Under the Vaccine Act, a petitioner may not be found eligible to receive compensation based solely on her own claims. § 300aa-13(a)(1). Rather, the petition must be supported by either medical records or by medical opinion. § 300aa-13(a)(1).

In this case, because the medical records do not support petitioner's claim, she must file a medical opinion — either in the form of an expert report or medical literature. Petitioner was first informed of this burden during the initial status conference on June 9, 2014. Petitioner's injury is not often, if ever, seen in the Program. Petitioner did initially obtain an expert, who withdraw from the case in November 2016. For the next four months, petitioner's counsel — who has significant experience in the Vaccine Program — diligently attempted to find another expert. Counsel managed to obtain an opinion from Dr. Kinsbourne, an expert neurologist who has testified in support of other petitioners' claims in the Vaccine Program and is aware of its requirements. However, Dr. Kinsbourne ultimately could not offer an opinion in support of petitioner's claim. After fully reviewing the record and holding a status conference with petitioner, I granted her an additional thirty days to pursue a supportive expert opinion and medical literature. To date, petitioner has not filed an expert report or given any indication that she will be able to do so. Instead of filing the required medical opinion, petitioner filed her own theory of the case. I sympathize with petitioner and appreciate the detailed history she has provided. However, it is not sufficient to establish causation. It is not from a medical expert, which in the case of this very unusual injury, would be particularly necessary. In fact, the most recent expert report that petitioner's counsel was able to obtain found no evidence of a causal relationship between the vaccine and petitioner's condition. Petitioner's self-written response details the chronology, but does not and could not address the first two Althen prongs, i.e., a medically and scientific theory as to how the vaccine could cause the injury, and a logical explanation of how it did. Petitioner's self-written response only presents a temporal association between the vaccine and the onset of her symptoms. However, timing cannot stand on its own without a theory. In summary, there is insufficient evidence to support petitioner's claim.3

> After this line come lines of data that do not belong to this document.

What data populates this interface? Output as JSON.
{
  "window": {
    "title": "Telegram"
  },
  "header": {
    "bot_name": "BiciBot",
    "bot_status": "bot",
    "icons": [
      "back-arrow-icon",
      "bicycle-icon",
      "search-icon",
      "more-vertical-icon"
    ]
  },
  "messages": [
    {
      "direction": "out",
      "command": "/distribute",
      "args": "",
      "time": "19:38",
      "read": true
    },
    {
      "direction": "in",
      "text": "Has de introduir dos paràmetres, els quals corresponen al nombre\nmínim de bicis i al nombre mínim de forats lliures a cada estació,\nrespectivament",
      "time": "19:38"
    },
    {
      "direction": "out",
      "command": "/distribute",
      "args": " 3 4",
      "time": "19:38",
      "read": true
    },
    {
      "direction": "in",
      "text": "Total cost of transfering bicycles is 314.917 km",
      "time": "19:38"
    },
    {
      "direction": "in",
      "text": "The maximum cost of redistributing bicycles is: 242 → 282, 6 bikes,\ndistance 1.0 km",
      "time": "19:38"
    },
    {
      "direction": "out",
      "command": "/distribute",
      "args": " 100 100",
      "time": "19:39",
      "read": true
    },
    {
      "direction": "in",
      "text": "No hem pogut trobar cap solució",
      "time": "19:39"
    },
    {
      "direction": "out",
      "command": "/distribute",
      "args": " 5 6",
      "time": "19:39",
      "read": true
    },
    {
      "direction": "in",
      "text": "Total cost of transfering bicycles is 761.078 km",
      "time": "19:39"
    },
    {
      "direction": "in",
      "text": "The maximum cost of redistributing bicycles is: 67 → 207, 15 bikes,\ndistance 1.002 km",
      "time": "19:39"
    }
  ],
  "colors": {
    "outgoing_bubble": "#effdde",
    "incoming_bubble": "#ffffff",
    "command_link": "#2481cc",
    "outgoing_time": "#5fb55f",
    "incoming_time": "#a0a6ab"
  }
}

III. Conclusion

Petitioner's claim is DISMISSED for insufficient proof. The Clerk SHALL ENTER JUDGMENT accordingly.

IT IS SO ORDERED.

FootNotes

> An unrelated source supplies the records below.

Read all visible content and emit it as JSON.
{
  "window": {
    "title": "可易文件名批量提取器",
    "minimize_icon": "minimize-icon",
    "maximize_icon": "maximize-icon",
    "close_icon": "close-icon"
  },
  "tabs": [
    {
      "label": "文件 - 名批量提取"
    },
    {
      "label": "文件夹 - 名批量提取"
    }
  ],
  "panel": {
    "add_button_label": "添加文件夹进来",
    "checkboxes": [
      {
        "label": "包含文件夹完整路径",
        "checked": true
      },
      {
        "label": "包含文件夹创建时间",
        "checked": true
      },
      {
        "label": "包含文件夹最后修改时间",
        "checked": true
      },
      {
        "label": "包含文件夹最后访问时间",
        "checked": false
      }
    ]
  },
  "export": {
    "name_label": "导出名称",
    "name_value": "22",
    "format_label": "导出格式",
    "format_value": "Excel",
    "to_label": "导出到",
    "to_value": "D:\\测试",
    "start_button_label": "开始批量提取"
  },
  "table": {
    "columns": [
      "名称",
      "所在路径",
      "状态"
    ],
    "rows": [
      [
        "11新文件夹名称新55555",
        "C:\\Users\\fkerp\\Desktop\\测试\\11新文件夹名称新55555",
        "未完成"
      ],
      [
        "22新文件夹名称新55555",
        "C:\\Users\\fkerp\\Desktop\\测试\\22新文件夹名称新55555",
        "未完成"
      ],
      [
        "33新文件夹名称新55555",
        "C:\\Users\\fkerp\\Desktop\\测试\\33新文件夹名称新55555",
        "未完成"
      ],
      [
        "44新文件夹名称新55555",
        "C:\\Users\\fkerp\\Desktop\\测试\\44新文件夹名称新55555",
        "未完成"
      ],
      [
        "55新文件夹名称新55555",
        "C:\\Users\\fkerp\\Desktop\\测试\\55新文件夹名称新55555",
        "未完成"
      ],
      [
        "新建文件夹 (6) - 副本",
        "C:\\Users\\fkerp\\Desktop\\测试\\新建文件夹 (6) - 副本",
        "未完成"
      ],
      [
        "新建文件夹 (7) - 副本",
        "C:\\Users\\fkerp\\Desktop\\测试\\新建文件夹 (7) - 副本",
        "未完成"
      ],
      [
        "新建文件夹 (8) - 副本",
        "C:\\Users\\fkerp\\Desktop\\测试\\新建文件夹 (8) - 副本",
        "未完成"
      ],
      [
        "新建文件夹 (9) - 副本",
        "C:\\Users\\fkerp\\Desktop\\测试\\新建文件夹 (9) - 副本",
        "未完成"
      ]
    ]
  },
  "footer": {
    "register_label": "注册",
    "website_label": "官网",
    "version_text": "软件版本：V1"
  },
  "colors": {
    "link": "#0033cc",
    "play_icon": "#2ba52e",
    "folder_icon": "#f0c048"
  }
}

1. Because this decision contains a reasoned explanation for the undersigned's action in this case, the undersigned intends to post this ruling on the website of the United States Court of Federal Claims, in accordance with the E-Government Act of 2002, 44 U.S.C. § 3501 note (2012) (Federal Management and Promotion of Electronic Government Services). As provided by Vaccine Rule 18(b), each party has 14 days within which to request redaction "of any information furnished by that party: (1) that is a trade secret or commercial or financial in substance and is privileged or confidential; or (2) that includes medical files or similar files, the disclosure of which would constitute a clearly unwarranted invasion of privacy." Vaccine Rule 18(b).
2. The Program comprises Part 2 of the National Childhood Vaccine Injury Act of 1986, 42 U.S.C. §§ 300aa-10 et seq. (hereinafter "Vaccine Act" or "the Act"). Hereafter, individual section references will be to 42 U.S.C. § 300aa of the Act.
3. Counsel also seems to recognize the difficulties with petitioner's claim. Her current counsel filed petitioner's claim in May 2014. After working diligently on her behalf for almost three years, in March 2017, he stated his intention to withdraw from the case. However, petitioner has not managed to obtain substitute counsel.

Comment

1000 Characters Remaining

Leagle.com reserves the right to edit or remove comments but is under no obligation to do so, or to explain individual moderation decisions.

User Comments

Listed below are the cases that are cited in this Featured Case. Click the citation to see the full text of the cited case. Citations are also linked in the body of the Featured Case.

Cited Cases

  • No Cases Found

Listed below are those cases in which this Featured Case is cited. Click on the case name to see the full text of the citing case.

Citing Cases